Segment Start: GIVEN DATA
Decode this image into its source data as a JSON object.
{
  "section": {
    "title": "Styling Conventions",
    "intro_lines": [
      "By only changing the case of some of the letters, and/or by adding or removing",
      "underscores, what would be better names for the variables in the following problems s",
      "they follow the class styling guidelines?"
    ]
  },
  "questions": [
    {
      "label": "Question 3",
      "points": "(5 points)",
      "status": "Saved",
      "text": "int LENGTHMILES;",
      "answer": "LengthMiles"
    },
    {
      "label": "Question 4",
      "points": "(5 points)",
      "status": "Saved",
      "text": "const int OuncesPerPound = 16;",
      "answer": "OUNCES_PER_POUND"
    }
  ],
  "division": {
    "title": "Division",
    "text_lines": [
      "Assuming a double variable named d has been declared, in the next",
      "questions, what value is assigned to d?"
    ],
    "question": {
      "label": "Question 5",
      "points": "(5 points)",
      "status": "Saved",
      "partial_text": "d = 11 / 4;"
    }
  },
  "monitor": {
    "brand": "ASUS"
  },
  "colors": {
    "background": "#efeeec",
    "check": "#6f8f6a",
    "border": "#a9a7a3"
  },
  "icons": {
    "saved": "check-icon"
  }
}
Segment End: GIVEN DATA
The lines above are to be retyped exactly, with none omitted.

Decode this image into its source data as a JSON object.
{
  "section": {
    "title": "Styling Conventions",
    "intro_lines": [
      "By only changing the case of some of the letters, and/or by adding or removing",
      "underscores, what would be better names for the variables in the following problems s",
      "they follow the class styling guidelines?"
    ]
  },
  "questions": [
    {
      "label": "Question 3",
      "points": "(5 points)",
      "status": "Saved",
      "text": "int LENGTHMILES;",
      "answer": "LengthMiles"
    },
    {
      "label": "Question 4",
      "points": "(5 points)",
      "status": "Saved",
      "text": "const int OuncesPerPound = 16;",
      "answer": "OUNCES_PER_POUND"
    }
  ],
  "division": {
    "title": "Division",
    "text_lines": [
      "Assuming a double variable named d has been declared, in the next",
      "questions, what value is assigned to d?"
    ],
    "question": {
      "label": "Question 5",
      "points": "(5 points)",
      "status": "Saved",
      "partial_text": "d = 11 / 4;"
    }
  },
  "monitor": {
    "brand": "ASUS"
  },
  "colors": {
    "background": "#efeeec",
    "check": "#6f8f6a",
    "border": "#a9a7a3"
  },
  "icons": {
    "saved": "check-icon"
  }
}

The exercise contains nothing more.